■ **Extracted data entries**

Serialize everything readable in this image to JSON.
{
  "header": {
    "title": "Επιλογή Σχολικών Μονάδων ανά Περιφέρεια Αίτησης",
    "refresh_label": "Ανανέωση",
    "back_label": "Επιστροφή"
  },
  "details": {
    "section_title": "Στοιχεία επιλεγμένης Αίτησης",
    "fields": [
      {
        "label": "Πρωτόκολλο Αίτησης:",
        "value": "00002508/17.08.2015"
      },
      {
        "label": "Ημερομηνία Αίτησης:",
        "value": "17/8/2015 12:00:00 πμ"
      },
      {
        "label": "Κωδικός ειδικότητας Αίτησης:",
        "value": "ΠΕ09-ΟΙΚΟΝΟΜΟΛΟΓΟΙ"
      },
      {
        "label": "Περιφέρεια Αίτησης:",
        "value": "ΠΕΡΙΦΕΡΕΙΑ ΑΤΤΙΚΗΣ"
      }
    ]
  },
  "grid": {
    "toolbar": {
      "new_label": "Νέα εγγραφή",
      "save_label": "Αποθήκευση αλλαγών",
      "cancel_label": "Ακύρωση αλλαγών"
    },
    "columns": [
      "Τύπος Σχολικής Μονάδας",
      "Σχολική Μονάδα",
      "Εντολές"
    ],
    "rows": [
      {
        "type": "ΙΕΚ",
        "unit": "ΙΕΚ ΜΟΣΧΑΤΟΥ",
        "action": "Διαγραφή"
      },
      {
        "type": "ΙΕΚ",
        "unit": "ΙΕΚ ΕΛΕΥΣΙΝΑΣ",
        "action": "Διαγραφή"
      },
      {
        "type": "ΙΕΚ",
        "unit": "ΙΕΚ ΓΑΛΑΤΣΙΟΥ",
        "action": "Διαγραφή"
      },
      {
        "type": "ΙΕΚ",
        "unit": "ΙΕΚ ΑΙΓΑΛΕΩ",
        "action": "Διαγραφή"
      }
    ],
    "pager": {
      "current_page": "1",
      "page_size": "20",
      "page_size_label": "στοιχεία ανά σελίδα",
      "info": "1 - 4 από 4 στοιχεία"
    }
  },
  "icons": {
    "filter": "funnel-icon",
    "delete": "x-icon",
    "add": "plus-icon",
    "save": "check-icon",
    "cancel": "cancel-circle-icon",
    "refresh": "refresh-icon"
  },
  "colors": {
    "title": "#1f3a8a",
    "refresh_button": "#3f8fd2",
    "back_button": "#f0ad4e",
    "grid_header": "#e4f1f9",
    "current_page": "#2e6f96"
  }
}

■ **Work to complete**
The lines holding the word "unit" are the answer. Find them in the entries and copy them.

■ **Response box**
        "unit": "ΙΕΚ ΜΟΣΧΑΤΟΥ",
        "unit": "ΙΕΚ ΕΛΕΥΣΙΝΑΣ",
        "unit": "ΙΕΚ ΓΑΛΑΤΣΙΟΥ",
        "unit": "ΙΕΚ ΑΙΓΑΛΕΩ",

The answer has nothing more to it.